Chinookan Peoples of the Lower Columbia
Chinookan Indians--Lower Columbia River Watershed (Or. and Wash.) -- History, Chinookan Indians -- Lower Columbia River Watershed (Or. and Wash.) -- Social life and customs, Lower Columbia River Watershed (Or. and Wash.) -- History, Lower Columbia River Watershed (Or. and Wash.) -- Social life and customs
This chapter, included in Chinookan Peoples of the Lower Columbia, published by the University of Washington Press in 2013, explores Lower Columbia Chinookan Ceremonialism.

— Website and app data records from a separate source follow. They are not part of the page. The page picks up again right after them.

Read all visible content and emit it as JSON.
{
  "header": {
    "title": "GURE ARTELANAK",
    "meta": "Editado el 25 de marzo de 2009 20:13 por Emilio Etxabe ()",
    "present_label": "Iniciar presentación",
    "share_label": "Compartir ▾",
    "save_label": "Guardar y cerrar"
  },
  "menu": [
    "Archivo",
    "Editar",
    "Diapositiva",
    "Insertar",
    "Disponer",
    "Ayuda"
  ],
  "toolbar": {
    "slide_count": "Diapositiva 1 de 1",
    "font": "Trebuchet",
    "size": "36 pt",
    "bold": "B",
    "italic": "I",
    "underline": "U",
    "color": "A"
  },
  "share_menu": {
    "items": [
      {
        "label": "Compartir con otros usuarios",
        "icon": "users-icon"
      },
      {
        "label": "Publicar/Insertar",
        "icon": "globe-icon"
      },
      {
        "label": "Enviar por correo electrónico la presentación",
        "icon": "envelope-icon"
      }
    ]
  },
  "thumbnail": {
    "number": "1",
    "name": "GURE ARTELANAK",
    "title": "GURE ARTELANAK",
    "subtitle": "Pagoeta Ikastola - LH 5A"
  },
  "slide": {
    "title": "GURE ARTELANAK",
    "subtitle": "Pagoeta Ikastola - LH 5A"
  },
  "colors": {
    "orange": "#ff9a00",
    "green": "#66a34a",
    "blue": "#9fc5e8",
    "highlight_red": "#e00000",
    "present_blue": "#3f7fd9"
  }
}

Traditional Chinookan ceremonies or religious rituals were particularly vulnerable to the rapid changes that came with Euro-American contact. Change and loss occurred after the epidemics of the 1830s removed many specialists and broke apart the critical mass of people needed for group performances; and in the early 1840s, when missionaries at the surviving settlements at Willamette Falls, The Cascades, and the mouth of the Columbia discouraged traditional life rites. After such experiences, the details on what was practiced and the belief system behind it remained mostly in the minds of a few traditionalist survivors.
This reconstruction of what went before is based on two sets of data: eyewitness accounts of practices from the early contact period and ethnographic information collected from Chinookan informants between 1890 and 1936. Extant accounts were compared, identifying both recurring elements and passages that are judged to be particularly reliable, and recombined into configurations or geographically limited clusters. Complete firsthand or remembered accounts of single ceremonies have been especially valuable sources.
Boyd, Robert T., "Lower Columbia Chinookan Ceremonialism," in Chinookan Peoples of the Lower Columbia River, pages 181-198. University of Washington Press (June 2013)